Notwithstanding reveries of utopias and primordial states of nature, philosophers have not often questioned the stratification of society and political power as they found them. They mostly laboured to ‘justify the ways of God (or nature) to man’ on the essentialist assumption that food-chains of power, wealth, and social esteem (essentially master/ slave social organization in superstitious hive-mind formations) are unalterable basic reality. It is assumed that it must always be this way because nature is strictly pre-determined to vary within a narrow range, fated to swing through ever-recurring cycles. However, there have been various intuitions of monadic personal agency, in which the embodied individual, as a fountain of creativity and freedom, is recognized and treated as inherently greater in depth and scope than the imprinted cultured conceptions of any hive-mind. This can be illustrated by a consideration of language. Language is a public transit system. Experience for any individual goes vastly beyond the territory marked out by language, just as geography goes vastly beyond the streetcar tracks. When poets or philosophers make efforts to communicate experience that is not included in the current transit system they have no choice but to bend and stretch and sculpt new parts of language to draw attention to previously private regions. The individuality of spontaneously questioning sensibility grounded in embodiment is enough to permit individuals an exit from-hive mind collective identities.
The lesson of philosophy in its long and complex history is that individuals, as defined by embodiment, have the power to conceptualize creatively and originally the world that can be abstracted within the rich spiritual context that digests what is given externally. Philosophical statements have been an individual’s declaration of independence as a conceiver of living a life, and, as such, a challenge to the collective orientation of hive-minds. Philosophy is a person’s description of encountering the world after discounting the cultural currency of suppositions previously supplied by an ambient society, when, in their loneliest un-loneliness, they encounter the universality of innocent experience: intentionality, sentience, caring, within an eventful given world. In this innocence no one is a member of any collective subset of the interconnectedness of personal beings.

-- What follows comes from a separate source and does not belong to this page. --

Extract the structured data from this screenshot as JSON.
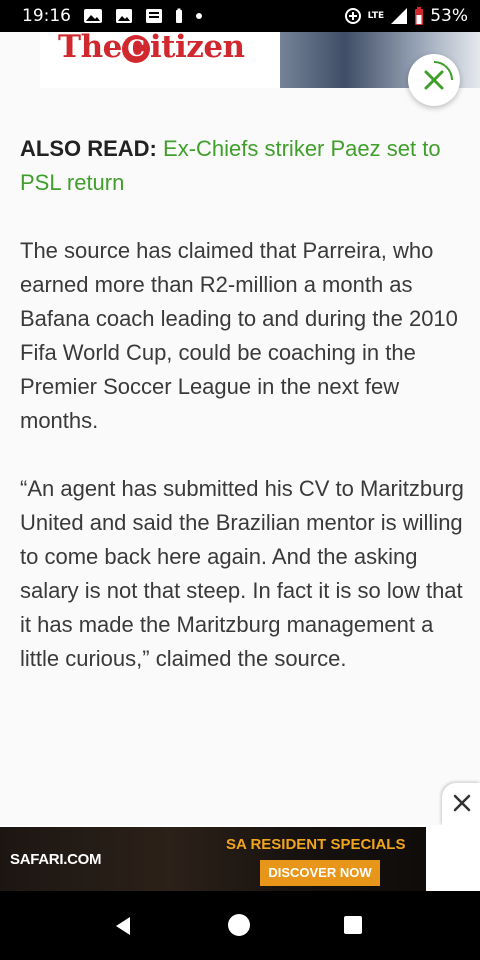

Fragment 99, November 2, 2016, What is Patriarchy? (word count: 3,700)
Fragment 158, January 9, 2020, The Arc of the Monad (word count: 803)
Copyright © 2021 Sandy MacDonald.